(Your instructions) Gather each line of the records where "this" appears.

(Material supplied)
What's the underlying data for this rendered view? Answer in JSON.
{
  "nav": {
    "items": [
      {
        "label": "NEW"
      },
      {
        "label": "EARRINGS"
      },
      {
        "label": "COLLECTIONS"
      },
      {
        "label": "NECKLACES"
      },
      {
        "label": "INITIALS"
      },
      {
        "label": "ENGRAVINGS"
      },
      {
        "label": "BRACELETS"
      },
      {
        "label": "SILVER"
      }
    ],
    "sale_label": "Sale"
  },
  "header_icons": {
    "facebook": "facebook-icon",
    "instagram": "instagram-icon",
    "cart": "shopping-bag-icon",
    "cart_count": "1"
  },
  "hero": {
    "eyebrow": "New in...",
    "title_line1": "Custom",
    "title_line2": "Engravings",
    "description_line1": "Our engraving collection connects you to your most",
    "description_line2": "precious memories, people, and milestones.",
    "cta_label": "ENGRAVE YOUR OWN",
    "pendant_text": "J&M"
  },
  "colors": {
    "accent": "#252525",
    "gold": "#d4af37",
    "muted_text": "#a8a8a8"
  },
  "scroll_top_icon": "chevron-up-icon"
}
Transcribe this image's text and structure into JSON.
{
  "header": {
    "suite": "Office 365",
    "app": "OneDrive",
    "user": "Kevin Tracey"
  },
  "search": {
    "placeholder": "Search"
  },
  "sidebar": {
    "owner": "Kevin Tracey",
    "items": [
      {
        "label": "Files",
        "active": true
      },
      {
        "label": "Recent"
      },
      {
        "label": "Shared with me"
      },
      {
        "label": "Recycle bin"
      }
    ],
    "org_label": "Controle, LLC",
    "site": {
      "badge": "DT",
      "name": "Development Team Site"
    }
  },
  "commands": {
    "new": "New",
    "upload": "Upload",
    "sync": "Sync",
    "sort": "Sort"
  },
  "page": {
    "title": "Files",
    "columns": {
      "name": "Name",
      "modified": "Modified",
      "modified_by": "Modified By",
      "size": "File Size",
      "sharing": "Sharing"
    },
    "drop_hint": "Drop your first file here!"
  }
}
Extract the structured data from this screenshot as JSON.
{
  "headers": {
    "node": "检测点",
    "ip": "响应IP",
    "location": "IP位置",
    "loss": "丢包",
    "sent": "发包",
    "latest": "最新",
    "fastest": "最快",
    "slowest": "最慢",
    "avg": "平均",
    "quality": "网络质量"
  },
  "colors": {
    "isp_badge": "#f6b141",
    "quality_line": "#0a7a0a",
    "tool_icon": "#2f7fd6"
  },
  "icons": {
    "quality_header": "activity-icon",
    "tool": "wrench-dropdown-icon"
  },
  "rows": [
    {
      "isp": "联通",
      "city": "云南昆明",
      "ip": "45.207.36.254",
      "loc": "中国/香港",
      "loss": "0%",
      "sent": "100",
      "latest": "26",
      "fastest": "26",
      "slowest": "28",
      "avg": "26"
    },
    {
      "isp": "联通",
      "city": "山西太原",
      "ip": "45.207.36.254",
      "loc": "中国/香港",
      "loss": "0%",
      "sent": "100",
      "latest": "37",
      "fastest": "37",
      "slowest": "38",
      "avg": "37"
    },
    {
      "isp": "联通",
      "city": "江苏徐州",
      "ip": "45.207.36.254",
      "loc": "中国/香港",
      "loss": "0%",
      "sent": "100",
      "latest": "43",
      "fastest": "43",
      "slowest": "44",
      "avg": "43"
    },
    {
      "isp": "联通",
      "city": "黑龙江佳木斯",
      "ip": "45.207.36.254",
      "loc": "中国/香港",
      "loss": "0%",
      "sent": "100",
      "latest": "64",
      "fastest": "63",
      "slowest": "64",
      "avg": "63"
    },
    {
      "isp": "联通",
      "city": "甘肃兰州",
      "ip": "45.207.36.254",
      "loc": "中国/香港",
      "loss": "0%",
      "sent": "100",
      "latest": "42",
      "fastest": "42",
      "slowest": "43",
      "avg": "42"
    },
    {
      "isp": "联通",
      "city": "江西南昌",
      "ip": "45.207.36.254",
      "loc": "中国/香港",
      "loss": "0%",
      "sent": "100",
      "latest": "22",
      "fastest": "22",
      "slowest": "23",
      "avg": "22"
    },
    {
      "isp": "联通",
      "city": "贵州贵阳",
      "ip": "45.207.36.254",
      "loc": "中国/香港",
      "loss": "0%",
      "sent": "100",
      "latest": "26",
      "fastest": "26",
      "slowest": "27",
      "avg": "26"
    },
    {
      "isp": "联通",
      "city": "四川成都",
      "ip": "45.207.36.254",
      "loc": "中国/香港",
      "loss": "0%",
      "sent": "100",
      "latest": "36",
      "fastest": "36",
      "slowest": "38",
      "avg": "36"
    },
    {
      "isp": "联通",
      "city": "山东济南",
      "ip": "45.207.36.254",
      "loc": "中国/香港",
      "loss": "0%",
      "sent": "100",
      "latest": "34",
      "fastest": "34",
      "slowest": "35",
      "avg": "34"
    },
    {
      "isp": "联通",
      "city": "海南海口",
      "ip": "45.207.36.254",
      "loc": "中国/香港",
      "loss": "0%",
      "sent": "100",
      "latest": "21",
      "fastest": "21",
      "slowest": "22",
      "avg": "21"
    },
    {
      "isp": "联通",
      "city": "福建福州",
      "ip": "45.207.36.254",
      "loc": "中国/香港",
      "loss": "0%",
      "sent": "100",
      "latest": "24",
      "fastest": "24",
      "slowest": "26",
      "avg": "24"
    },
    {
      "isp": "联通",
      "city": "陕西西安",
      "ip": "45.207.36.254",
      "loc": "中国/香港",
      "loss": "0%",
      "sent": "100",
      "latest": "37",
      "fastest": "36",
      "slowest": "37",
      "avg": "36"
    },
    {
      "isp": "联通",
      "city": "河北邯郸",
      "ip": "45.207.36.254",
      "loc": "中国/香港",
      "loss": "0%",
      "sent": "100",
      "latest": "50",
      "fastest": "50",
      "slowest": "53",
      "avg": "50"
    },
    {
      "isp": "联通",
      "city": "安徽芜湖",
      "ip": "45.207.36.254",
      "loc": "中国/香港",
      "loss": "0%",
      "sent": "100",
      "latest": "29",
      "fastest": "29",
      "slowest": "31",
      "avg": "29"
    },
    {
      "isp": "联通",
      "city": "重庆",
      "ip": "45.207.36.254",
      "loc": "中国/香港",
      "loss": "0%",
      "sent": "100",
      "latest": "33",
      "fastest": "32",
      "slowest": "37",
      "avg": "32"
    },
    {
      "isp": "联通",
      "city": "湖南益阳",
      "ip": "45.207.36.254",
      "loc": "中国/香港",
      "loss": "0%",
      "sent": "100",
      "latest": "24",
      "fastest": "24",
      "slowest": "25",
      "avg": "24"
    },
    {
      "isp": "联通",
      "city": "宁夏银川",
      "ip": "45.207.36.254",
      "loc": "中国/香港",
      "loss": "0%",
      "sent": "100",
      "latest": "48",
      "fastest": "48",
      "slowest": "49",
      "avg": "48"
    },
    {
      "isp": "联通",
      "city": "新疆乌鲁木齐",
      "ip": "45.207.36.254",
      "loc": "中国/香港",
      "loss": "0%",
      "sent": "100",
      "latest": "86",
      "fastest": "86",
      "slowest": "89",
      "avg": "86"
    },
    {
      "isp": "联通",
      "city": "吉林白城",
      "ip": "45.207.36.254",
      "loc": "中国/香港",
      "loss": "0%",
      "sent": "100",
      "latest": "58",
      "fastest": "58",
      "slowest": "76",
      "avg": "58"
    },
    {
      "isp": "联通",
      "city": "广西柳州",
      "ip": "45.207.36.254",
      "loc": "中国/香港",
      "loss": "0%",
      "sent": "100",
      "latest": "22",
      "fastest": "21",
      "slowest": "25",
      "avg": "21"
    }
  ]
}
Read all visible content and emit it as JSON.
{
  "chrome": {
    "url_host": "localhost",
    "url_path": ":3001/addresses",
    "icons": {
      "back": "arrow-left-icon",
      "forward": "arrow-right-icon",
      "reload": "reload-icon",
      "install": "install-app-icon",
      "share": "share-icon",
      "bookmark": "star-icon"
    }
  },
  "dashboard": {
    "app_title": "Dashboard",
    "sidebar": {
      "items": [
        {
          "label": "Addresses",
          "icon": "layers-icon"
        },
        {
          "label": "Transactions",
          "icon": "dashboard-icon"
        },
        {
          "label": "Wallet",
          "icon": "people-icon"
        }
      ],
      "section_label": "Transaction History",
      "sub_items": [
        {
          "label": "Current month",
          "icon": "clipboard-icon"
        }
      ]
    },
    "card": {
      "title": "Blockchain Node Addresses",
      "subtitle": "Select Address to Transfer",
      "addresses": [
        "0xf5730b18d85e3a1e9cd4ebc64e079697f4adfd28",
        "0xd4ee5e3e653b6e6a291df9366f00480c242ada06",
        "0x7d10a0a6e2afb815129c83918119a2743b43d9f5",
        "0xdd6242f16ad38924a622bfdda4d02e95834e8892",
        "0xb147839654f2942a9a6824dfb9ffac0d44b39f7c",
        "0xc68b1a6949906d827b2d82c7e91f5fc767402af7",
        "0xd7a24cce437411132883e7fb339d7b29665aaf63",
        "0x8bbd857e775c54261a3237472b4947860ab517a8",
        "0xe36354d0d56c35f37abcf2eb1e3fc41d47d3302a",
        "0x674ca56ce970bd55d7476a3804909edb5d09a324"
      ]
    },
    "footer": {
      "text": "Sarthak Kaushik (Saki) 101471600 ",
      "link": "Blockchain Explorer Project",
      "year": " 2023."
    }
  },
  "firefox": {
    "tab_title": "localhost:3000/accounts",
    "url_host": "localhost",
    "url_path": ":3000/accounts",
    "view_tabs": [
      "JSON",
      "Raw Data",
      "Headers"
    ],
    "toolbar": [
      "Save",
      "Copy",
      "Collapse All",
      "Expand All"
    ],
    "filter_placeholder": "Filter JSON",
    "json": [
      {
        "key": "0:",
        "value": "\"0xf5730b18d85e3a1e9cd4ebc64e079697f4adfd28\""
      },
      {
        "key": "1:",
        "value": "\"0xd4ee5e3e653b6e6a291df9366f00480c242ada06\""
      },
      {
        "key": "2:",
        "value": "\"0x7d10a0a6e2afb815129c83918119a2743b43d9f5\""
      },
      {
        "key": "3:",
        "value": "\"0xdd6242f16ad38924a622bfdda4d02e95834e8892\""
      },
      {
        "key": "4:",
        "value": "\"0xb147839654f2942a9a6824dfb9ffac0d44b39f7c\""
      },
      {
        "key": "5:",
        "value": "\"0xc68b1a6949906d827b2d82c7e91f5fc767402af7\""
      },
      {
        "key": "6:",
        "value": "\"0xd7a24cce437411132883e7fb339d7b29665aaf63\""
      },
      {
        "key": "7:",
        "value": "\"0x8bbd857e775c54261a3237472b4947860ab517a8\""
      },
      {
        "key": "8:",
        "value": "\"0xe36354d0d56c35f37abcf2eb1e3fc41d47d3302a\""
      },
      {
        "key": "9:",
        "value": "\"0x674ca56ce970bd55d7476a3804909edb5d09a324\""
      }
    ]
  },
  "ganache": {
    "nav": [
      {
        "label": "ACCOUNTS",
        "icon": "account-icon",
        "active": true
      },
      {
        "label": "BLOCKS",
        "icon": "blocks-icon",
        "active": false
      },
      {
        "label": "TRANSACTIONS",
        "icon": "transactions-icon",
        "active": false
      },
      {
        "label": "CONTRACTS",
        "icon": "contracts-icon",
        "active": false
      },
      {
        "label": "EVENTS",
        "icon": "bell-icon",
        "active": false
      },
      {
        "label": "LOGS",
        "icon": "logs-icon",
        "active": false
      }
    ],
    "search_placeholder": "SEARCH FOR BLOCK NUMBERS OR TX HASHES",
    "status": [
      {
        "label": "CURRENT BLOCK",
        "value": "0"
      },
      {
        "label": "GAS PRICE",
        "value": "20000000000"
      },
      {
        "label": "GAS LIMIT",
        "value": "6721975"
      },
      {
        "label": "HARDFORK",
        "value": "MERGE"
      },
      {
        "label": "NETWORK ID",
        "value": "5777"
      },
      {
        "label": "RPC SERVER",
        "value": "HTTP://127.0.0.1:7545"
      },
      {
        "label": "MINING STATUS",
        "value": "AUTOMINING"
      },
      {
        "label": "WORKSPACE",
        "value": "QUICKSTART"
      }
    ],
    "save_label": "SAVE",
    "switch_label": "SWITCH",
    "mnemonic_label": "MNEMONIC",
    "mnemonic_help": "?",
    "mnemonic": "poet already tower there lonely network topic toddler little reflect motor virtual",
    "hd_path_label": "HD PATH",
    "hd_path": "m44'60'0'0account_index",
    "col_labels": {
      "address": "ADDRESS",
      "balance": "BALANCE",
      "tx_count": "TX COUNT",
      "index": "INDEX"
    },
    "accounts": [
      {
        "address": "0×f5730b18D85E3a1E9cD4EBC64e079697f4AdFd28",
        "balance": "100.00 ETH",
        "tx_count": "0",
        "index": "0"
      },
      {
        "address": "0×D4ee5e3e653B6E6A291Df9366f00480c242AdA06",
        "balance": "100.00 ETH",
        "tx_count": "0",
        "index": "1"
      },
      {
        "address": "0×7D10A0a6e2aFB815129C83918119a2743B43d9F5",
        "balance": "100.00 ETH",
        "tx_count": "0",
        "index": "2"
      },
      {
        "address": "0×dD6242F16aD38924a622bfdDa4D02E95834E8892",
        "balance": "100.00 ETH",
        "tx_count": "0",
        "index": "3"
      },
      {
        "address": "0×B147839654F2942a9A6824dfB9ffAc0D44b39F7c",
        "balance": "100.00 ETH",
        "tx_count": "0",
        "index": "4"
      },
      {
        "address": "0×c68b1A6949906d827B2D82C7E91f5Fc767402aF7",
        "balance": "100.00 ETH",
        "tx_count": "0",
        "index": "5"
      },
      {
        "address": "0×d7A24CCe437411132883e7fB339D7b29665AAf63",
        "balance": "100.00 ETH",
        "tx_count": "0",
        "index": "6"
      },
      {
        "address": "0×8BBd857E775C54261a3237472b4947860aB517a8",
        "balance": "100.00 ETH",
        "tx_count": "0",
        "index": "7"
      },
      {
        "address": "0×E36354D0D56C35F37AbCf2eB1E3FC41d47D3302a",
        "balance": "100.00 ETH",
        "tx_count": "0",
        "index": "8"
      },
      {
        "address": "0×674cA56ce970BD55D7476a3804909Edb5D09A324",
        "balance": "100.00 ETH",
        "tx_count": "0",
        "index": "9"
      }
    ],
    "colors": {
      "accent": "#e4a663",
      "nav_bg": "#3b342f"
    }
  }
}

(Answer box)
What's the underlying data for this rendered view? Answer in JSON.
Transcribe this image's text and structure into JSON.
Extract the structured data from this screenshot as JSON.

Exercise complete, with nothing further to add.